[Opening Data listing section]

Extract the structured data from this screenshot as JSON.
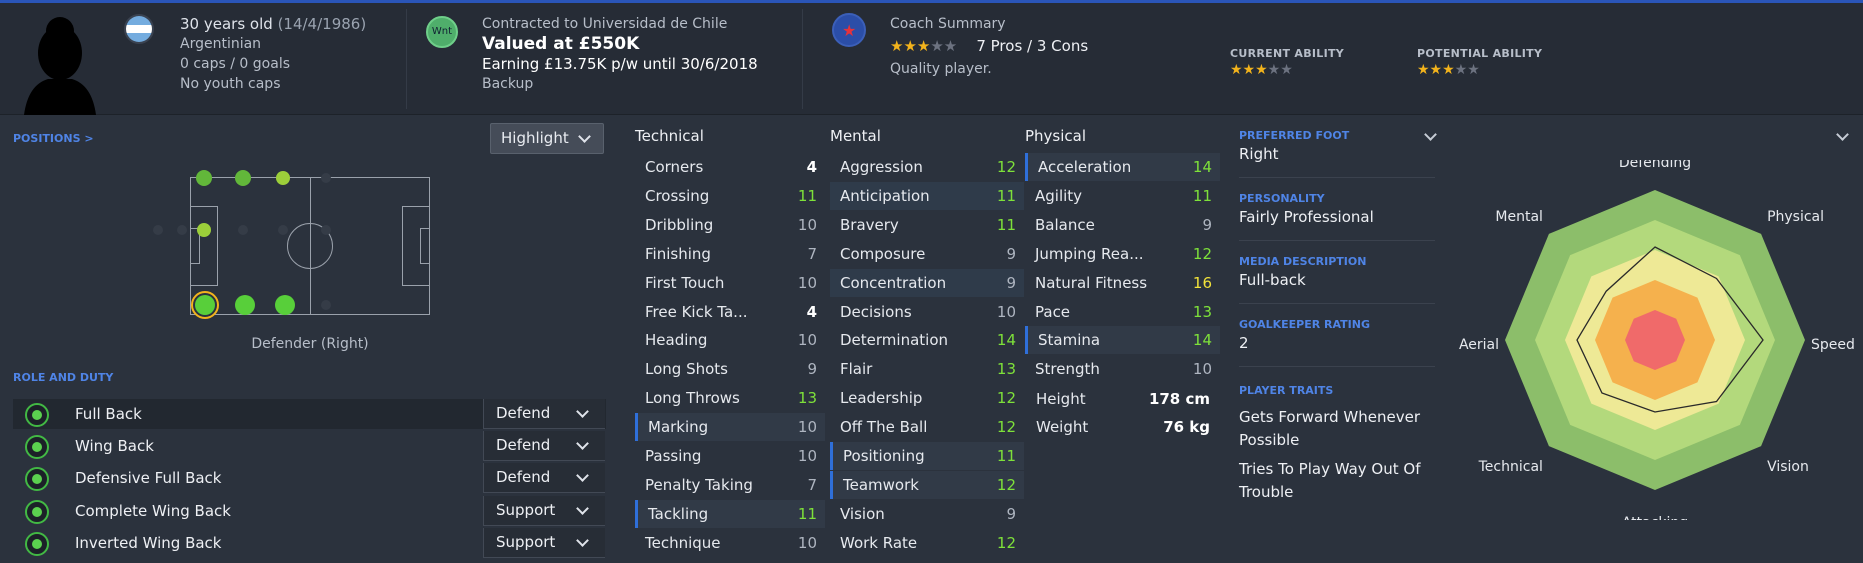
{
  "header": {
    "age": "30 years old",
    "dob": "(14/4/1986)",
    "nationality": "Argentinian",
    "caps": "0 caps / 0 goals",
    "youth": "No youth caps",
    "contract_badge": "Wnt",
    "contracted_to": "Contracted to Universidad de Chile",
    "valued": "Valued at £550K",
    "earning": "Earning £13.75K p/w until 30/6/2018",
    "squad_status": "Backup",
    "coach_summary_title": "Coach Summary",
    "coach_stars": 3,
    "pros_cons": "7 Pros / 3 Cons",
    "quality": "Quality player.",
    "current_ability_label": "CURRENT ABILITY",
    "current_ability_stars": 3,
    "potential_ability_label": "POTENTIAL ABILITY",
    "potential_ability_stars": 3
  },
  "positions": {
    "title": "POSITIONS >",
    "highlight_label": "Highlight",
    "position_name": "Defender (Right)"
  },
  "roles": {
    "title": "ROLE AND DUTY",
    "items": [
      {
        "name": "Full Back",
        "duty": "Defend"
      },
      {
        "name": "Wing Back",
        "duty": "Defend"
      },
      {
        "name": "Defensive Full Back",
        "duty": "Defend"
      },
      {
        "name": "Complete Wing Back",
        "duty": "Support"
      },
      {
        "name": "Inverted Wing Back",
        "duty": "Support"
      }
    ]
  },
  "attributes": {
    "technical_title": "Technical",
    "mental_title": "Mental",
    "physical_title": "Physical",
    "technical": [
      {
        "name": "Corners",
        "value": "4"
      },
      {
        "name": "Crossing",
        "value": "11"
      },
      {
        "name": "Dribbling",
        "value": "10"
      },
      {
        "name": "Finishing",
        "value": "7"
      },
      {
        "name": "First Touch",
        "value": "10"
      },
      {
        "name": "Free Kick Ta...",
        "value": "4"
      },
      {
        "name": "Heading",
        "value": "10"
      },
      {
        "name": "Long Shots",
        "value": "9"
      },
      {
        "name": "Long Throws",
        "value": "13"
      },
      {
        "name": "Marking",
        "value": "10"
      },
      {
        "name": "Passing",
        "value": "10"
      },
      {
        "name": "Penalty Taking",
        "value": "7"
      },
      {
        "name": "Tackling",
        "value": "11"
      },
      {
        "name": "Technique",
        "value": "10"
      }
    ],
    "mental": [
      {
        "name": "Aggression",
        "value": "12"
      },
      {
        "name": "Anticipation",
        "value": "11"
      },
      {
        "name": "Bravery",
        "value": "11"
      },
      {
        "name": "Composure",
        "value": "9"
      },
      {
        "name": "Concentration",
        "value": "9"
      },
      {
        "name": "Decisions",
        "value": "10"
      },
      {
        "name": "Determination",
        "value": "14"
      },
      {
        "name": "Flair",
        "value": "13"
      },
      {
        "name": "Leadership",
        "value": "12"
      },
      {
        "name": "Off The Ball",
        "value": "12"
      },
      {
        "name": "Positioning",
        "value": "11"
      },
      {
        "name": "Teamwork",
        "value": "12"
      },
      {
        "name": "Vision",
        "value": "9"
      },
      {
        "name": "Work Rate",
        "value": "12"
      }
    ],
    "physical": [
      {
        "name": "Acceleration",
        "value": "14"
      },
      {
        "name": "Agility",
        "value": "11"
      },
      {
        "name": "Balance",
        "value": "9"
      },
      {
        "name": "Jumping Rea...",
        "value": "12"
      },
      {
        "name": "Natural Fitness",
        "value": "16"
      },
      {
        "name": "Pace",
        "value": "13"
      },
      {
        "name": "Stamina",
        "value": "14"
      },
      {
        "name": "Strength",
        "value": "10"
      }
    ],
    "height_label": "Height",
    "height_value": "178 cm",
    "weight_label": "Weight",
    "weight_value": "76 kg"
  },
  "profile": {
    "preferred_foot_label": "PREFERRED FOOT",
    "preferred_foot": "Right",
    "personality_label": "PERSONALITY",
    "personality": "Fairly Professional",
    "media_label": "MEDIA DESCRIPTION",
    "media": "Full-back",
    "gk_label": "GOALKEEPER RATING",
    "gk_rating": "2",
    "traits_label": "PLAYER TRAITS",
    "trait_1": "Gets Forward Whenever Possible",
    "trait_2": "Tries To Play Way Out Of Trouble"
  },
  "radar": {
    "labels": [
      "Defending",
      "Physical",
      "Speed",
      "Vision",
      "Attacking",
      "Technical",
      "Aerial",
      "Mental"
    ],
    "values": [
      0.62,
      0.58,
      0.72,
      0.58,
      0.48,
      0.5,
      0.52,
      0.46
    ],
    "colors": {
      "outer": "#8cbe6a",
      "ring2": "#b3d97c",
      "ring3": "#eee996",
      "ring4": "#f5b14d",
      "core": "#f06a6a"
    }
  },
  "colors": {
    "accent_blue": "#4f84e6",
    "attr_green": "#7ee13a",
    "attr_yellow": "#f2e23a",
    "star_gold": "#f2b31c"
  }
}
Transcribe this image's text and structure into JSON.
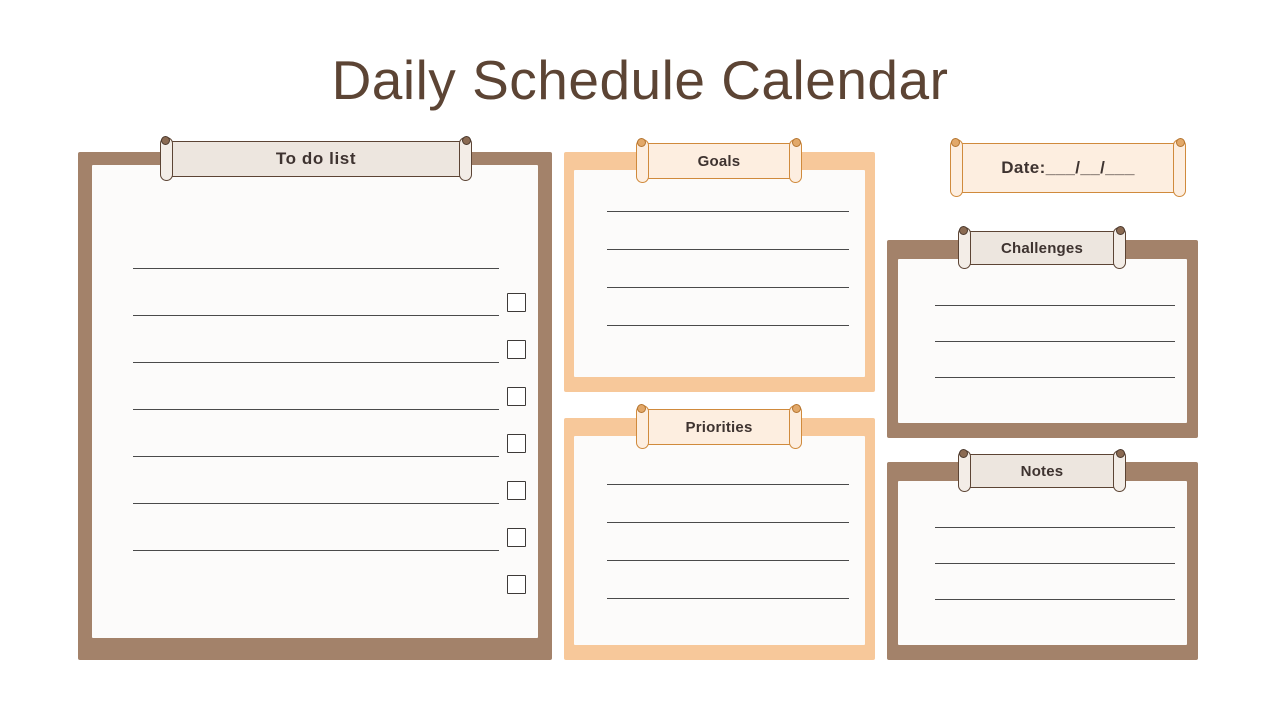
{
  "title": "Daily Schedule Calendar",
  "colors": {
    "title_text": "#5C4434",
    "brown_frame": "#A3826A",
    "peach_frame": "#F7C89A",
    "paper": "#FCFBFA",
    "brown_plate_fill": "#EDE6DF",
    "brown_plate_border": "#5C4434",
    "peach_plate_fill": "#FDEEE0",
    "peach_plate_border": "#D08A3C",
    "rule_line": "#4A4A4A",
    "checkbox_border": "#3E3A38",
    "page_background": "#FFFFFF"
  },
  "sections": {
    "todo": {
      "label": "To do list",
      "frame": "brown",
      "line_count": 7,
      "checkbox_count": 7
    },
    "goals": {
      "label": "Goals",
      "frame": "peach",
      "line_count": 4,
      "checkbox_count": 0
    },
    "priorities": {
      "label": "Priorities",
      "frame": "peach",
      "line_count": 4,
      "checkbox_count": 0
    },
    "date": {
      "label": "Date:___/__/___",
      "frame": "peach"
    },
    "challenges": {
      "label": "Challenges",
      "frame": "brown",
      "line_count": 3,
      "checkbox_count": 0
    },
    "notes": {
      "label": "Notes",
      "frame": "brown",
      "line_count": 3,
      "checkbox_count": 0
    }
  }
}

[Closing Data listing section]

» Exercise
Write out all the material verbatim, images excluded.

» Answer for this exercise
Extract the structured data from this screenshot as JSON.
{
  "header": {
    "age": "30 years old",
    "dob": "(14/4/1986)",
    "nationality": "Argentinian",
    "caps": "0 caps / 0 goals",
    "youth": "No youth caps",
    "contract_badge": "Wnt",
    "contracted_to": "Contracted to Universidad de Chile",
    "valued": "Valued at £550K",
    "earning": "Earning £13.75K p/w until 30/6/2018",
    "squad_status": "Backup",
    "coach_summary_title": "Coach Summary",
    "coach_stars": 3,
    "pros_cons": "7 Pros / 3 Cons",
    "quality": "Quality player.",
    "current_ability_label": "CURRENT ABILITY",
    "current_ability_stars": 3,
    "potential_ability_label": "POTENTIAL ABILITY",
    "potential_ability_stars": 3
  },
  "positions": {
    "title": "POSITIONS >",
    "highlight_label": "Highlight",
    "position_name": "Defender (Right)"
  },
  "roles": {
    "title": "ROLE AND DUTY",
    "items": [
      {
        "name": "Full Back",
        "duty": "Defend"
      },
      {
        "name": "Wing Back",
        "duty": "Defend"
      },
      {
        "name": "Defensive Full Back",
        "duty": "Defend"
      },
      {
        "name": "Complete Wing Back",
        "duty": "Support"
      },
      {
        "name": "Inverted Wing Back",
        "duty": "Support"
      }
    ]
  },
  "attributes": {
    "technical_title": "Technical",
    "mental_title": "Mental",
    "physical_title": "Physical",
    "technical": [
      {
        "name": "Corners",
        "value": "4"
      },
      {
        "name": "Crossing",
        "value": "11"
      },
      {
        "name": "Dribbling",
        "value": "10"
      },
      {
        "name": "Finishing",
        "value": "7"
      },
      {
        "name": "First Touch",
        "value": "10"
      },
      {
        "name": "Free Kick Ta...",
        "value": "4"
      },
      {
        "name": "Heading",
        "value": "10"
      },
      {
        "name": "Long Shots",
        "value": "9"
      },
      {
        "name": "Long Throws",
        "value": "13"
      },
      {
        "name": "Marking",
        "value": "10"
      },
      {
        "name": "Passing",
        "value": "10"
      },
      {
        "name": "Penalty Taking",
        "value": "7"
      },
      {
        "name": "Tackling",
        "value": "11"
      },
      {
        "name": "Technique",
        "value": "10"
      }
    ],
    "mental": [
      {
        "name": "Aggression",
        "value": "12"
      },
      {
        "name": "Anticipation",
        "value": "11"
      },
      {
        "name": "Bravery",
        "value": "11"
      },
      {
        "name": "Composure",
        "value": "9"
      },
      {
        "name": "Concentration",
        "value": "9"
      },
      {
        "name": "Decisions",
        "value": "10"
      },
      {
        "name": "Determination",
        "value": "14"
      },
      {
        "name": "Flair",
        "value": "13"
      },
      {
        "name": "Leadership",
        "value": "12"
      },
      {
        "name": "Off The Ball",
        "value": "12"
      },
      {
        "name": "Positioning",
        "value": "11"
      },
      {
        "name": "Teamwork",
        "value": "12"
      },
      {
        "name": "Vision",
        "value": "9"
      },
      {
        "name": "Work Rate",
        "value": "12"
      }
    ],
    "physical": [
      {
        "name": "Acceleration",
        "value": "14"
      },
      {
        "name": "Agility",
        "value": "11"
      },
      {
        "name": "Balance",
        "value": "9"
      },
      {
        "name": "Jumping Rea...",
        "value": "12"
      },
      {
        "name": "Natural Fitness",
        "value": "16"
      },
      {
        "name": "Pace",
        "value": "13"
      },
      {
        "name": "Stamina",
        "value": "14"
      },
      {
        "name": "Strength",
        "value": "10"
      }
    ],
    "height_label": "Height",
    "height_value": "178 cm",
    "weight_label": "Weight",
    "weight_value": "76 kg"
  },
  "profile": {
    "preferred_foot_label": "PREFERRED FOOT",
    "preferred_foot": "Right",
    "personality_label": "PERSONALITY",
    "personality": "Fairly Professional",
    "media_label": "MEDIA DESCRIPTION",
    "media": "Full-back",
    "gk_label": "GOALKEEPER RATING",
    "gk_rating": "2",
    "traits_label": "PLAYER TRAITS",
    "trait_1": "Gets Forward Whenever Possible",
    "trait_2": "Tries To Play Way Out Of Trouble"
  },
  "radar": {
    "labels": [
      "Defending",
      "Physical",
      "Speed",
      "Vision",
      "Attacking",
      "Technical",
      "Aerial",
      "Mental"
    ],
    "values": [
      0.62,
      0.58,
      0.72,
      0.58,
      0.48,
      0.5,
      0.52,
      0.46
    ],
    "colors": {
      "outer": "#8cbe6a",
      "ring2": "#b3d97c",
      "ring3": "#eee996",
      "ring4": "#f5b14d",
      "core": "#f06a6a"
    }
  },
  "colors": {
    "accent_blue": "#4f84e6",
    "attr_green": "#7ee13a",
    "attr_yellow": "#f2e23a",
    "star_gold": "#f2b31c"
  }
}
Transcribe this image's text and structure into JSON.
{
  "title": "Daily Schedule Calendar",
  "colors": {
    "title_text": "#5C4434",
    "brown_frame": "#A3826A",
    "peach_frame": "#F7C89A",
    "paper": "#FCFBFA",
    "brown_plate_fill": "#EDE6DF",
    "brown_plate_border": "#5C4434",
    "peach_plate_fill": "#FDEEE0",
    "peach_plate_border": "#D08A3C",
    "rule_line": "#4A4A4A",
    "checkbox_border": "#3E3A38",
    "page_background": "#FFFFFF"
  },
  "sections": {
    "todo": {
      "label": "To do list",
      "frame": "brown",
      "line_count": 7,
      "checkbox_count": 7
    },
    "goals": {
      "label": "Goals",
      "frame": "peach",
      "line_count": 4,
      "checkbox_count": 0
    },
    "priorities": {
      "label": "Priorities",
      "frame": "peach",
      "line_count": 4,
      "checkbox_count": 0
    },
    "date": {
      "label": "Date:___/__/___",
      "frame": "peach"
    },
    "challenges": {
      "label": "Challenges",
      "frame": "brown",
      "line_count": 3,
      "checkbox_count": 0
    },
    "notes": {
      "label": "Notes",
      "frame": "brown",
      "line_count": 3,
      "checkbox_count": 0
    }
  }
}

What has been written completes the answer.